The final result was a excited team of developers and data scientists eager to improve their product based on their new UX guidance. The contributors on this 3Leaf project were Valerie Howard (UX Architect), Victoria Cooke (Visual Designer), and myself (Principal). I look forward to seeing where January Advisors take this very exciting project in the future!

 

Tracts.co Software Refactoring

Tracts on devices.png

Our team at 3Leaf had the pleasure of working with a very impressive local startup here in Houston called Tracts.  They have a talented team, a great idea, a working product and a growing customer base.  The leadership at Tracts was prudent enough to understand that having a strong user experience in their digital products was necessary for maintaining a competitive advantage.

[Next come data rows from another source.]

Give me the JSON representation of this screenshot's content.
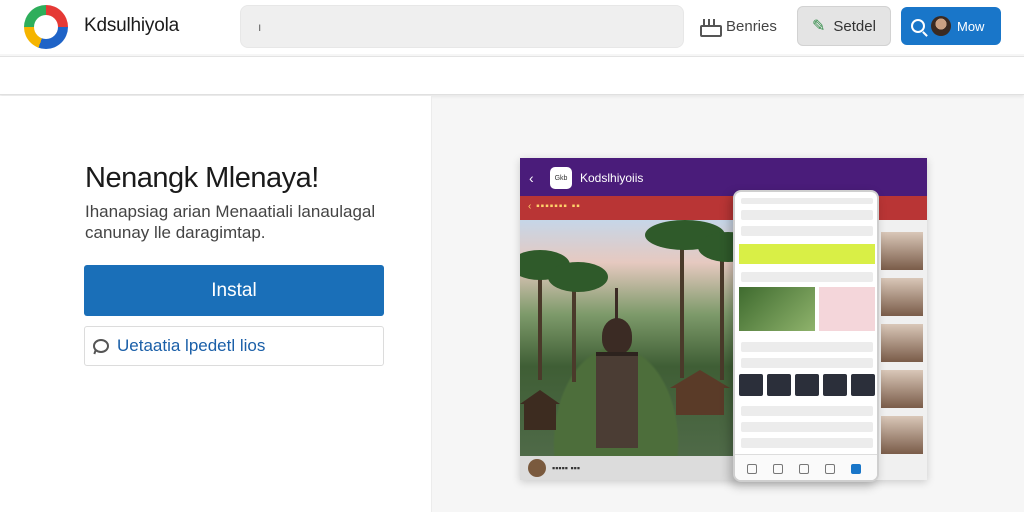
{
  "header": {
    "app_name": "Kdsulhiyola",
    "search_placeholder": "",
    "search_caret": "ı",
    "services_label": "Benries",
    "settings_label": "Setdel",
    "action_label": "Mow"
  },
  "hero": {
    "headline": "Nenangk Mlenaya!",
    "description": "Ihanapsiag arian Menaatiali lanaulagal canunay lle daragimtap.",
    "install_label": "Instal",
    "update_label": "Uetaatia lpedetl lios"
  },
  "preview": {
    "app_title": "Kodslhiyoiis",
    "app_icon_text": "Gkb"
  },
  "colors": {
    "primary": "#1a6fb8",
    "header_button": "#1976c9",
    "preview_top": "#4a1c7a",
    "preview_bar": "#b93535"
  },
  "icons": [
    "logo-icon",
    "services-icon",
    "leaf-icon",
    "search-icon",
    "avatar",
    "chat-icon",
    "back-arrow-icon"
  ]
}
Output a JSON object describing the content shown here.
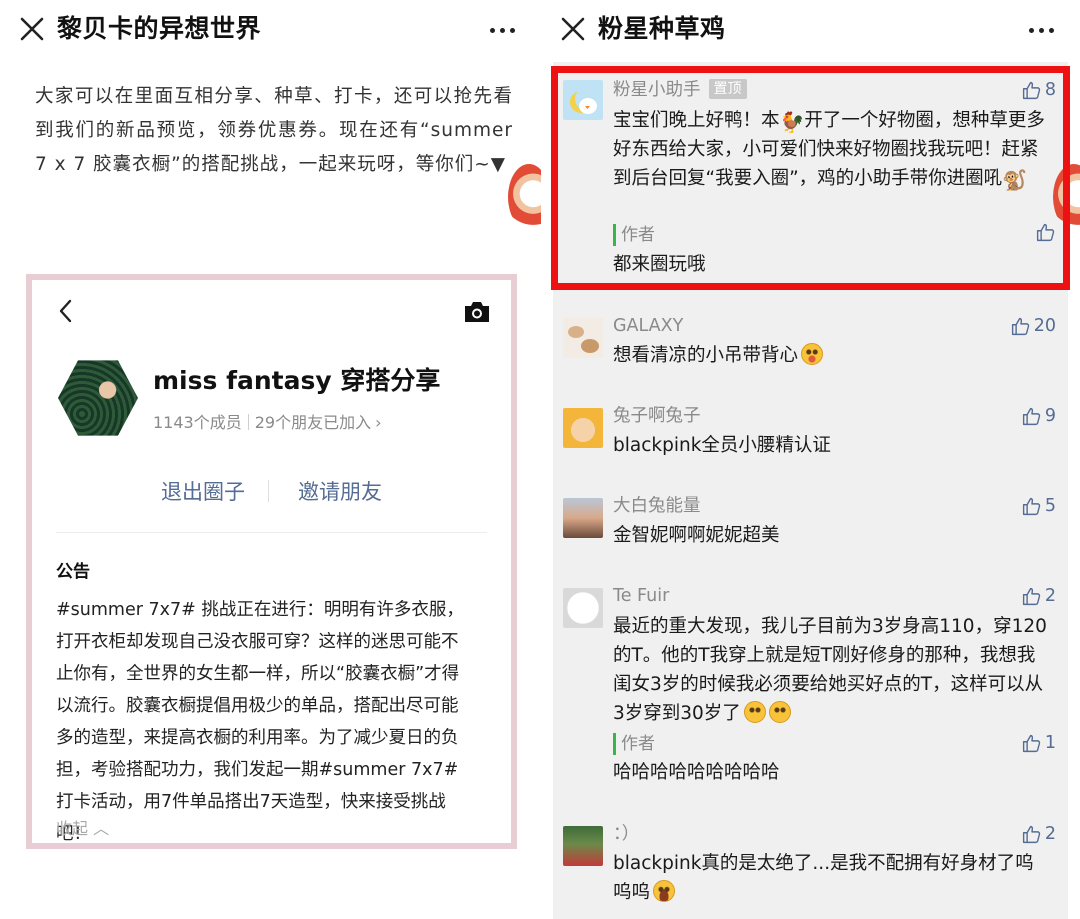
{
  "left": {
    "title": "黎贝卡的异想世界",
    "article_text": "大家可以在里面互相分享、种草、打卡，还可以抢先看到我们的新品预览，领券优惠券。现在还有“summer 7 x 7 胶囊衣橱”的搭配挑战，一起来玩呀，等你们~▼",
    "circle": {
      "name": "miss fantasy 穿搭分享",
      "members": "1143个成员",
      "friends_joined": "29个朋友已加入",
      "exit_label": "退出圈子",
      "invite_label": "邀请朋友",
      "notice_title": "公告",
      "notice_text": "#summer 7x7# 挑战正在进行：明明有许多衣服，打开衣柜却发现自己没衣服可穿？这样的迷思可能不止你有，全世界的女生都一样，所以“胶囊衣橱”才得以流行。胶囊衣橱提倡用极少的单品，搭配出尽可能多的造型，来提高衣橱的利用率。为了减少夏日的负担，考验搭配功力，我们发起一期#summer 7x7#打卡活动，用7件单品搭出7天造型，快来接受挑战吧！",
      "collapse_label": "收起"
    }
  },
  "right": {
    "title": "粉星种草鸡",
    "comments": [
      {
        "name": "粉星小助手",
        "badge": "置顶",
        "likes": "8",
        "text_part1": "宝宝们晚上好鸭！本",
        "text_part2": "开了一个好物圈，想种草更多好东西给大家，小可爱们快来好物圈找我玩吧！赶紧到后台回复“我要入圈”，鸡的小助手带你进圈吼",
        "author_label": "作者",
        "reply": "都来圈玩哦"
      },
      {
        "name": "GALAXY",
        "likes": "20",
        "text": "想看清凉的小吊带背心"
      },
      {
        "name": "兔子啊兔子",
        "likes": "9",
        "text": "blackpink全员小腰精认证"
      },
      {
        "name": "大白兔能量",
        "likes": "5",
        "text": "金智妮啊啊妮妮超美"
      },
      {
        "name": "Te Fuir",
        "likes": "2",
        "text": "最近的重大发现，我儿子目前为3岁身高110，穿120的T。他的T我穿上就是短T刚好修身的那种，我想我闺女3岁的时候我必须要给她买好点的T，这样可以从3岁穿到30岁了",
        "author_label": "作者",
        "author_likes": "1",
        "reply": "哈哈哈哈哈哈哈哈哈"
      },
      {
        "name": "：）",
        "likes": "2",
        "text": "blackpink真的是太绝了...是我不配拥有好身材了呜呜呜"
      }
    ]
  },
  "colors": {
    "highlight_border": "#ee1111",
    "frame_border": "#e9cdd4",
    "link_blue": "#556c94",
    "author_green": "#39b54a"
  },
  "icons": [
    "close-icon",
    "more-icon",
    "back-icon",
    "camera-icon",
    "thumbs-up-icon",
    "chevron-right-icon",
    "chevron-up-icon",
    "rooster-icon",
    "monkey-icon"
  ]
}
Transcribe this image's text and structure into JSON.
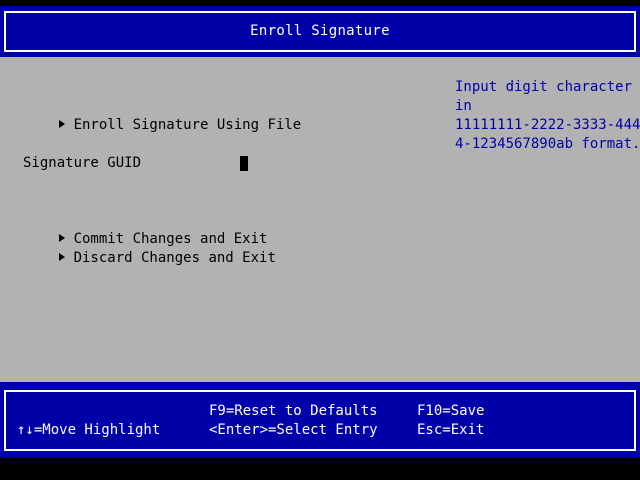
{
  "header": {
    "title": "Enroll Signature"
  },
  "menu": {
    "items": [
      {
        "label": "Enroll Signature Using File"
      },
      {
        "label": "Commit Changes and Exit"
      },
      {
        "label": "Discard Changes and Exit"
      }
    ]
  },
  "form": {
    "signature_guid_label": "Signature GUID",
    "signature_guid_value": ""
  },
  "help": {
    "lines": [
      "Input digit character",
      "in",
      "11111111-2222-3333-444",
      "4-1234567890ab format."
    ]
  },
  "footer": {
    "move_highlight": "↑↓=Move Highlight",
    "reset_defaults": "F9=Reset to Defaults",
    "select_entry": "<Enter>=Select Entry",
    "save": "F10=Save",
    "exit": "Esc=Exit"
  },
  "colors": {
    "bar_blue": "#0000a8",
    "body_gray": "#b2b2b2",
    "help_text_blue": "#0000a8",
    "text_white": "#ffffff"
  }
}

The initial software was built to accomplish some very practical and straight-forward use cases.  As the user base expanded to include additional job roles, so grew the need to reconsider the structure of the software.  We started with personas.  By properly crafting an appropriate cast of personas, we were able to design the software in such a way that every type of user would be able to accomplish their tasks in a way that meets their own specific needs.

We carefully restructured the screen flows and architecture such that the product could easily grow in the right direction.  This meant that the 3Leaf team had to acquire a strong understanding about the intended direction of the product.  This restructuring was based upon a greater clarity around the mental models of each intended user.  In other words: the software presents information in the same way its users think about the information.  The guiding mental models were based on the insights we gained while working on the project.

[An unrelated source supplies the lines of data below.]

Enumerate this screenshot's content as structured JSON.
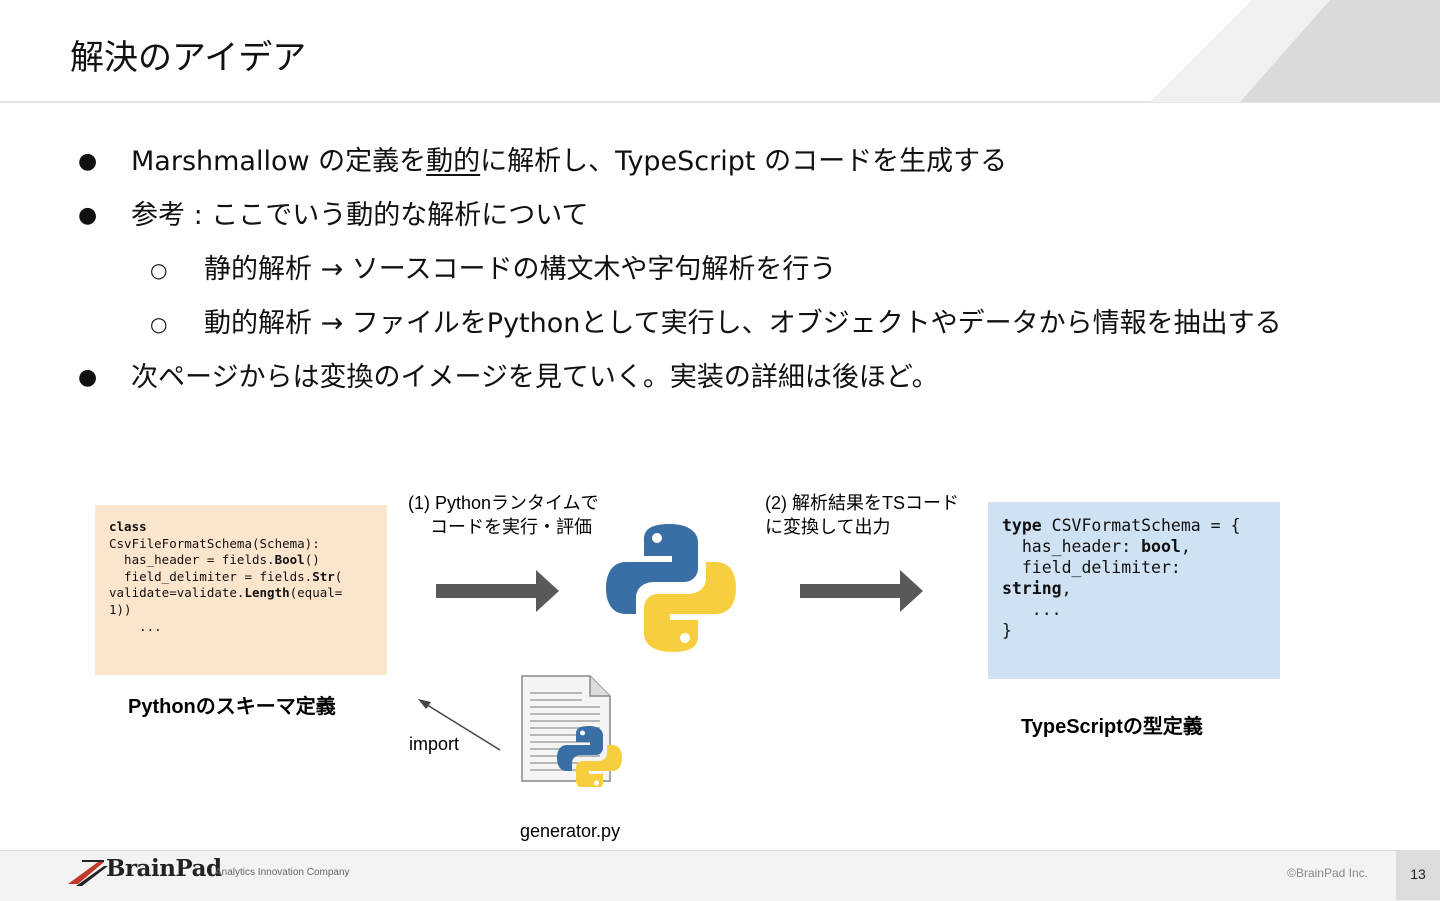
{
  "slide": {
    "title": "解決のアイデア",
    "page_number": "13",
    "copyright": "©BrainPad Inc.",
    "logo_text": "BrainPad",
    "tagline": "Analytics Innovation Company"
  },
  "bullets": [
    {
      "level": 1,
      "parts": [
        "Marshmallow の定義を",
        "動的",
        "に解析し、TypeScript のコードを生成する"
      ]
    },
    {
      "level": 1,
      "text": "参考 : ここでいう動的な解析について"
    },
    {
      "level": 2,
      "text": "静的解析 → ソースコードの構文木や字句解析を行う"
    },
    {
      "level": 2,
      "text": "動的解析 → ファイルをPythonとして実行し、オブジェクトやデータから情報を抽出する"
    },
    {
      "level": 1,
      "text": "次ページからは変換のイメージを見ていく。実装の詳細は後ほど。"
    }
  ],
  "diagram": {
    "python_code": "class\nCsvFileFormatSchema(Schema):\n  has_header = fields.Bool()\n  field_delimiter = fields.Str(\nvalidate=validate.Length(equal=\n1))\n    ...",
    "python_caption": "Pythonのスキーマ定義",
    "step1": [
      "(1) Pythonランタイムで",
      "コードを実行・評価"
    ],
    "step2": [
      "(2) 解析結果をTSコード",
      "に変換して出力"
    ],
    "ts_code": "type CSVFormatSchema = {\n  has_header: bool,\n  field_delimiter:\nstring,\n   ...\n}",
    "ts_caption": "TypeScriptの型定義",
    "import_label": "import",
    "file_label": "generator.py"
  },
  "colors": {
    "python_box": "#fce5cd",
    "ts_box": "#cfe2f3",
    "arrow": "#595959",
    "python_blue": "#3a6fa5",
    "python_yellow": "#f7cf3e"
  }
}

Finally, we provided our client with everything they needed in order to enhance their product according to our designs.  Development teams require very specific guidance on many levels (information architecture, visual design patterns, etc.).  This collaboration with Tracts resulted in critical enhancements to their already successful software.  Sometimes taking your product to the next level requires bold reconsiderations of your existing product, and reimagining the way you present your solution to the your users.

The contributors on this project were Jane Xiao (UX Designer), Olivia Moten (Visual Designer) and myself (Principal).